**Data records for software interfaces:**
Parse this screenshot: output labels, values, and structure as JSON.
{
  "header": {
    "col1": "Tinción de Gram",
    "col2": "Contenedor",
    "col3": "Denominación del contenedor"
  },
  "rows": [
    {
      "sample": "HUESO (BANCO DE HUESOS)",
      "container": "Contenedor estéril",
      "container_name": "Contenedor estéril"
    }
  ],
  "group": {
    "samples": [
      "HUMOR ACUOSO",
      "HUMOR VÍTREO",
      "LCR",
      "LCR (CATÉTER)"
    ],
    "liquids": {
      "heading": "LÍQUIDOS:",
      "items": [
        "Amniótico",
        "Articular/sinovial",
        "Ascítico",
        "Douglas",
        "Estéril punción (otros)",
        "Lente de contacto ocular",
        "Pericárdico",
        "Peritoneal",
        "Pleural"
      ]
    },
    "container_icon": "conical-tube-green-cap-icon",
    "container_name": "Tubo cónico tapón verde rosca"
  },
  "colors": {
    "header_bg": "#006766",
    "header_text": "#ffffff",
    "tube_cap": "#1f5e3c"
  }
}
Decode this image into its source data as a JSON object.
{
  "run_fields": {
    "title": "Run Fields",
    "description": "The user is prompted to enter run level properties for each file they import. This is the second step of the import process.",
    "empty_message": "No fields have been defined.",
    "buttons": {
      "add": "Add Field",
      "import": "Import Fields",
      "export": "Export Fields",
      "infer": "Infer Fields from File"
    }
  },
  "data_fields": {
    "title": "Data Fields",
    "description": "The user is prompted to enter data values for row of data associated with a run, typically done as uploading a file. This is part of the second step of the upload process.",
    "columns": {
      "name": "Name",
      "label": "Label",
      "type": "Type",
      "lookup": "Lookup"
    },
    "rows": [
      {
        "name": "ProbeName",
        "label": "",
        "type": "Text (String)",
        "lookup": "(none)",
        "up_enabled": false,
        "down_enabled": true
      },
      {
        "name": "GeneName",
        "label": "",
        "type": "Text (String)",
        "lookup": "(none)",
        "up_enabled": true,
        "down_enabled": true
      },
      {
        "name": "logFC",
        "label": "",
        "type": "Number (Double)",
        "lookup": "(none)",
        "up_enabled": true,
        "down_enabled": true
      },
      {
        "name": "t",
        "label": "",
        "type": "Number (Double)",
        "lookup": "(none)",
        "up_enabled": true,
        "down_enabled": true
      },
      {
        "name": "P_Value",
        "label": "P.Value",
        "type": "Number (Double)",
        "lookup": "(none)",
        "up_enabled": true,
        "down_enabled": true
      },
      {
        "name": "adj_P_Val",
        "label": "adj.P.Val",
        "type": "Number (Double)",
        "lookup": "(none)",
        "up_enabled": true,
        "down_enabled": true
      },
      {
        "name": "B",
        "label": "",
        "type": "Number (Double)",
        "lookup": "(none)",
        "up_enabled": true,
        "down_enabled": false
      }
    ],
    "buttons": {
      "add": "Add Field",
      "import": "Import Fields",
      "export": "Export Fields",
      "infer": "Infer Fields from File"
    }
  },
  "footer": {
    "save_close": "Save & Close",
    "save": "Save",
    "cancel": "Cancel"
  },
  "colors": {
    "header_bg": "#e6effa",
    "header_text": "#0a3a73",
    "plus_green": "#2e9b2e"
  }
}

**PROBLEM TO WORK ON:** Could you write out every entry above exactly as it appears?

**REPLY TO THE EXERCISE:**
Parse this screenshot: output labels, values, and structure as JSON.
{
  "header": {
    "col1": "Tinción de Gram",
    "col2": "Contenedor",
    "col3": "Denominación del contenedor"
  },
  "rows": [
    {
      "sample": "HUESO (BANCO DE HUESOS)",
      "container": "Contenedor estéril",
      "container_name": "Contenedor estéril"
    }
  ],
  "group": {
    "samples": [
      "HUMOR ACUOSO",
      "HUMOR VÍTREO",
      "LCR",
      "LCR (CATÉTER)"
    ],
    "liquids": {
      "heading": "LÍQUIDOS:",
      "items": [
        "Amniótico",
        "Articular/sinovial",
        "Ascítico",
        "Douglas",
        "Estéril punción (otros)",
        "Lente de contacto ocular",
        "Pericárdico",
        "Peritoneal",
        "Pleural"
      ]
    },
    "container_icon": "conical-tube-green-cap-icon",
    "container_name": "Tubo cónico tapón verde rosca"
  },
  "colors": {
    "header_bg": "#006766",
    "header_text": "#ffffff",
    "tube_cap": "#1f5e3c"
  }
}
Decode this image into its source data as a JSON object.
{
  "run_fields": {
    "title": "Run Fields",
    "description": "The user is prompted to enter run level properties for each file they import. This is the second step of the import process.",
    "empty_message": "No fields have been defined.",
    "buttons": {
      "add": "Add Field",
      "import": "Import Fields",
      "export": "Export Fields",
      "infer": "Infer Fields from File"
    }
  },
  "data_fields": {
    "title": "Data Fields",
    "description": "The user is prompted to enter data values for row of data associated with a run, typically done as uploading a file. This is part of the second step of the upload process.",
    "columns": {
      "name": "Name",
      "label": "Label",
      "type": "Type",
      "lookup": "Lookup"
    },
    "rows": [
      {
        "name": "ProbeName",
        "label": "",
        "type": "Text (String)",
        "lookup": "(none)",
        "up_enabled": false,
        "down_enabled": true
      },
      {
        "name": "GeneName",
        "label": "",
        "type": "Text (String)",
        "lookup": "(none)",
        "up_enabled": true,
        "down_enabled": true
      },
      {
        "name": "logFC",
        "label": "",
        "type": "Number (Double)",
        "lookup": "(none)",
        "up_enabled": true,
        "down_enabled": true
      },
      {
        "name": "t",
        "label": "",
        "type": "Number (Double)",
        "lookup": "(none)",
        "up_enabled": true,
        "down_enabled": true
      },
      {
        "name": "P_Value",
        "label": "P.Value",
        "type": "Number (Double)",
        "lookup": "(none)",
        "up_enabled": true,
        "down_enabled": true
      },
      {
        "name": "adj_P_Val",
        "label": "adj.P.Val",
        "type": "Number (Double)",
        "lookup": "(none)",
        "up_enabled": true,
        "down_enabled": true
      },
      {
        "name": "B",
        "label": "",
        "type": "Number (Double)",
        "lookup": "(none)",
        "up_enabled": true,
        "down_enabled": false
      }
    ],
    "buttons": {
      "add": "Add Field",
      "import": "Import Fields",
      "export": "Export Fields",
      "infer": "Infer Fields from File"
    }
  },
  "footer": {
    "save_close": "Save & Close",
    "save": "Save",
    "cancel": "Cancel"
  },
  "colors": {
    "header_bg": "#e6effa",
    "header_text": "#0a3a73",
    "plus_green": "#2e9b2e"
  }
}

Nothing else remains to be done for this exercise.